Written by an international assembly of distinguished philosophers and legal theorists, The Blackwell Guide to the Philosophy of Law and Legal Theory creates a groundbreaking student resource in critical essays on the central themes and issues of the philosophy of law today. Focusing and advancing key arguments throughout, each of the 23 essays incorporates essential background material serving to clarify the history and logic of the relevant topic. Topics include legal positivism, natural law theory, critical legal theory, American legal realism, feminist legal theory, criminal law, contract law, tort theory, evidence, obligation, theories of rights, punishment, legal reasoning, objectivity, theories of law, continental perspectives on law, and many others. This volume is a handy guide to the state of play in contemporary philosophy of law and legal theory, and is suitable as a primary or secondary text for undergraduate and postgraduate courses in moral philosophy, political philosophy, law, legal philosophy, political science, political theory, or government.

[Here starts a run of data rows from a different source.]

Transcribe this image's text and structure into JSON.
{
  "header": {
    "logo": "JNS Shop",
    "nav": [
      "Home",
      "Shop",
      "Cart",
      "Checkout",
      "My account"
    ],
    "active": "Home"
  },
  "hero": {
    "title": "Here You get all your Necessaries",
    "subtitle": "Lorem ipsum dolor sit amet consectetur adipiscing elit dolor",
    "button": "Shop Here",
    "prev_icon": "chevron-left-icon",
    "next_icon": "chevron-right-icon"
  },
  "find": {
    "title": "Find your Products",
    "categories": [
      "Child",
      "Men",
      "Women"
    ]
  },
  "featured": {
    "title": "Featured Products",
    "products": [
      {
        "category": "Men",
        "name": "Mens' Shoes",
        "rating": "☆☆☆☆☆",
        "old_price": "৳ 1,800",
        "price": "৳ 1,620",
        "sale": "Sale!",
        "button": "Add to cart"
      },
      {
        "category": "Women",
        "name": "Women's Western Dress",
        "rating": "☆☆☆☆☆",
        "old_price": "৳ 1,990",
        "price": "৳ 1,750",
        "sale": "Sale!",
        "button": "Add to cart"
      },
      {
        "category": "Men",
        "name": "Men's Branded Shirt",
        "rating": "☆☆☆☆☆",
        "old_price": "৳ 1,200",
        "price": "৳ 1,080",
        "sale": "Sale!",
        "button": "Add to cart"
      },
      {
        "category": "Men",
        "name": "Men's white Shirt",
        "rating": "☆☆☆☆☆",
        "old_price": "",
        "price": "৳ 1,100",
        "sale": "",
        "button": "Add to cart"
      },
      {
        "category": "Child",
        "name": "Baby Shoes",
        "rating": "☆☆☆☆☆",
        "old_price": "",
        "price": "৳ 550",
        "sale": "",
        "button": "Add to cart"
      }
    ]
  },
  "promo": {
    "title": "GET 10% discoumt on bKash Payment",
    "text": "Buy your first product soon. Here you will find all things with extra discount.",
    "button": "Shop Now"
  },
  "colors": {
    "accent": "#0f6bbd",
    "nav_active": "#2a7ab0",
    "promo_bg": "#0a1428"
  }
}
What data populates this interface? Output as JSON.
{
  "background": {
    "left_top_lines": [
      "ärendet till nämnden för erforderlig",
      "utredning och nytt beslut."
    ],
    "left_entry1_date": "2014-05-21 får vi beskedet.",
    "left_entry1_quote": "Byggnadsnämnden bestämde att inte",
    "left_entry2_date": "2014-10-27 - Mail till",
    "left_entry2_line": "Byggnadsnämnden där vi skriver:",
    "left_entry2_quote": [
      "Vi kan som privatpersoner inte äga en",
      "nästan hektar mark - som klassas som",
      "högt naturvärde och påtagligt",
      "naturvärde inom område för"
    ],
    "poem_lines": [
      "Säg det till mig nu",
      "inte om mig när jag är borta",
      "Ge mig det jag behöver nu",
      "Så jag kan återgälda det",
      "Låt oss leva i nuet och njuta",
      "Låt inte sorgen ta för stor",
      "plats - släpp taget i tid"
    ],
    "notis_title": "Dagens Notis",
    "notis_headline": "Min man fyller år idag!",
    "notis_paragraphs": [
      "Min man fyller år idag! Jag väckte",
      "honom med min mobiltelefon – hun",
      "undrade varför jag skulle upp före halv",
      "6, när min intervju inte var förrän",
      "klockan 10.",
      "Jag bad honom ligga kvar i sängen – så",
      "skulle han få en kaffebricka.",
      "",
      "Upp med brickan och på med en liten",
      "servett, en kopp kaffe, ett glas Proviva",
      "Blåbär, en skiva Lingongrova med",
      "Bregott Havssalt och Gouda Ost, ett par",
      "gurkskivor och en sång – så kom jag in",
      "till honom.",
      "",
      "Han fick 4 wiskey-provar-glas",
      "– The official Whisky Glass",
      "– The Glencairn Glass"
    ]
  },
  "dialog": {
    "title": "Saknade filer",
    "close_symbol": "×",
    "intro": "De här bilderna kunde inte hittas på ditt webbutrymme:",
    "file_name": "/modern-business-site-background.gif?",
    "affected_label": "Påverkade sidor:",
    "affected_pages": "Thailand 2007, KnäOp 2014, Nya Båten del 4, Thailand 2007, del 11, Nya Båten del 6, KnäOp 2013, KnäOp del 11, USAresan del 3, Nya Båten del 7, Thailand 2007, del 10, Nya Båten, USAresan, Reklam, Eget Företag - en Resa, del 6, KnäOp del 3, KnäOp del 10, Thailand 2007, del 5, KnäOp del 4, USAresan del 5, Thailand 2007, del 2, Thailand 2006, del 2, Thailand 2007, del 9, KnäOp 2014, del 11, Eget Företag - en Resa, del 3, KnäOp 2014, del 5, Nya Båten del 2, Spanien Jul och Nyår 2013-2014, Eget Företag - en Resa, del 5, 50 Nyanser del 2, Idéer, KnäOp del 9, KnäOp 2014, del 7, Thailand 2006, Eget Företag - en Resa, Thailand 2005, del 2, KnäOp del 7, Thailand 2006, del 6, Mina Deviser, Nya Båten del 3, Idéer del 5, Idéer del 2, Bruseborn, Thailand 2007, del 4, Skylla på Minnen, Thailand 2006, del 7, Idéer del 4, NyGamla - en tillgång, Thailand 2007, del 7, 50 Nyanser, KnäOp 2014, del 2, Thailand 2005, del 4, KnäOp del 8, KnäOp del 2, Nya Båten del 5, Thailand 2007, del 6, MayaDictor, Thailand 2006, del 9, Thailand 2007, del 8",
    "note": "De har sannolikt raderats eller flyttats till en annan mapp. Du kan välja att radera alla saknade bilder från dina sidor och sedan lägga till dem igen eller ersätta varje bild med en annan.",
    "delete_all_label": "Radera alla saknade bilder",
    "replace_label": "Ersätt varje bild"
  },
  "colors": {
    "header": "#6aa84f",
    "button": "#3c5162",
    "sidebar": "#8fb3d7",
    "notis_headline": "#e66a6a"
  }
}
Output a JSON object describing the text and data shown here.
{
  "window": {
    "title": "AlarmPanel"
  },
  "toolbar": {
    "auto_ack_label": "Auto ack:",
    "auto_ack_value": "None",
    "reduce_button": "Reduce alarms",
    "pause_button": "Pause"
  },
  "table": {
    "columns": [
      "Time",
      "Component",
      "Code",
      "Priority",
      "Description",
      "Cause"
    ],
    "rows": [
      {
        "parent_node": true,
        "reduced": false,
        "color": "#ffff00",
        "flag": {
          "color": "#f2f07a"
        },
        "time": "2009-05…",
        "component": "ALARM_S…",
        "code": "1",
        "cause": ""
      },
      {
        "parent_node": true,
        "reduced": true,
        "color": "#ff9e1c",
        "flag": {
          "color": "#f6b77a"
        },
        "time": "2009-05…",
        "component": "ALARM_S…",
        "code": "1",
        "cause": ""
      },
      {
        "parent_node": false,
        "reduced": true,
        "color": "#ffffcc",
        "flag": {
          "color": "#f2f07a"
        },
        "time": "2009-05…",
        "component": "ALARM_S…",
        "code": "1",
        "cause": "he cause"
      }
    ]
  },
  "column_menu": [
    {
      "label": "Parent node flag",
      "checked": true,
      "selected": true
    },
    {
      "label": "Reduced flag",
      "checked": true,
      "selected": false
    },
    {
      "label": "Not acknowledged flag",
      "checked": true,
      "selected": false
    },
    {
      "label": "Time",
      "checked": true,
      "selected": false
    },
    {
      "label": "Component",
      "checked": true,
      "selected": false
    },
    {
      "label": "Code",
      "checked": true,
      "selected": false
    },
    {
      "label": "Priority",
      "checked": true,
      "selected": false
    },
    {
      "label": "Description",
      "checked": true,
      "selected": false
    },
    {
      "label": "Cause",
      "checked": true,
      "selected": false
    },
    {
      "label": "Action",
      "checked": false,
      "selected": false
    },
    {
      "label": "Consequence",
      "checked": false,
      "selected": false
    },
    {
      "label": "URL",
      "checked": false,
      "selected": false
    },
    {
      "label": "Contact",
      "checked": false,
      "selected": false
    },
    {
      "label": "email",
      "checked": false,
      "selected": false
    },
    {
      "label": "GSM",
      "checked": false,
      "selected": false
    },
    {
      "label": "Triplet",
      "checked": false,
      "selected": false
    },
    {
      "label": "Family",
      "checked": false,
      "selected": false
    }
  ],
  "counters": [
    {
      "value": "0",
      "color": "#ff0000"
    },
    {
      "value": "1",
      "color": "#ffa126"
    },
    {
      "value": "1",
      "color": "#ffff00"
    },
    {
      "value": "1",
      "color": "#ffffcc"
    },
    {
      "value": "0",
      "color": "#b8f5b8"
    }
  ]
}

?Golding and Edmundson have assembled many of the most luminous figures in legal theory to write deep and totally original essays on a variety of central jurisprudential topics. The authors are the right people writing on the right subjects, and this book is likely to become a standard source for many years to come.?
Frederick Schauer, Harvard University
?In addition to offering excellent introductions to the central topics of legal philosophy, the articles in this volume are in their own right distinguished scholarly contributions to the field. Students and specialists alike will find the book to be of great interest.?
Stephen Perry, New York University School of Law
?This is a Guide that actually guides. All the contributors provide excellent routemaps, sometimes across very tricky terrain. At the same time, many of the contributors open up new paths and new vistas. The result is a book that works at more than one level: accessible secondary literature for those just mastering the subject as well as challenging primary literature for those already steeped in it.?
John Gardner, University of Oxford
"Convincing, lively, coherent, applied, unpretentious, even though within a predominantly western paradigm, this guide is real value for money. It is a guide not just to facts and ideas but also to method; in addition it will serve as a portal for collection managers to a wide range of must-haves for the library."
Stuart Hannabuss, Aberdeen Business School, Aberdeen
Notes on Contributors.
Introduction: William A. Edmundson (Georgia State University).
Part I: Contending Schools of Thought:.
1. Legal Positivism: Brian H. Bix (University of Minnesota).
2. Natural Law Theory: Mark C. Murphy (Georgetown University.
3. American Legal Realism: Brian Leiter (University of Texas at Austin).
4. Economic Rationality in the Analysis of Legal Rules and Institutions: Lewis A. Kornhauser (New York University).
5. Critical Legal Theory: Mark V. Tushnet (Georgetown University).
6. Four Themes in Feminist Legal Theory: Difference, Dominance, Domesticity, and Denial: Patricia Smith (Baruch College and the Graduate Center, City University of New York).
Part II: Doctrinal Domains and Their Philosophical Foundations:.
7. Criminal Law Theory: Douglas Husak (Rutgers University).
8. Philosophy of Tort Law: Between the Banal and the Esoteric: Benjamin C. Zipursky (Fordham University).
9. Contract Theory: Eric Posner (University of Chicago).
10. The Commons and the Anticommons in the Law and Theory of Property: Stephen R. Munzer (University of California, Los Angeles).
11. Legal Evidence: Alvin I. Goldman (Rutgers University).
Part III: Perennial Topics:.
12. Obligation: Matthew H. Kramer (Cambridge University).
13. Theories of Rights: Alon Harel (University of Jerusalem).
14. A Contractarian Approach to Punishment: Claire Finklestein (University of Pennsylavania).
15. Responsibility: Martin P. Golding (Duke University).
16. Legislation: Jeremy J. Waldron (Columbia University).
17. Constitutionalism: Larry A. Alexander (University of San Diego).
18. Adjudication and Legal Reasoning: Richard Warner (Illinois Institute of Technology).
19. Privacy: William A. Edmundson (Georgia State University).
Part IV: Continental Perspectives:.
20. On Legal Positivism and Natural Law Theory: Jes Bjarup (Stockholm University).
21. Some Contemporary Trends in Continental Philosophy of Law: Guy Haarscher (Free University of Brussels).
Part V: Methodological Concerns:.
22. Objectivity: Nicos Stavropoulos (Oxford University).
23. Can There Be a Theory of Law?: Joseph Raz (Oxford University).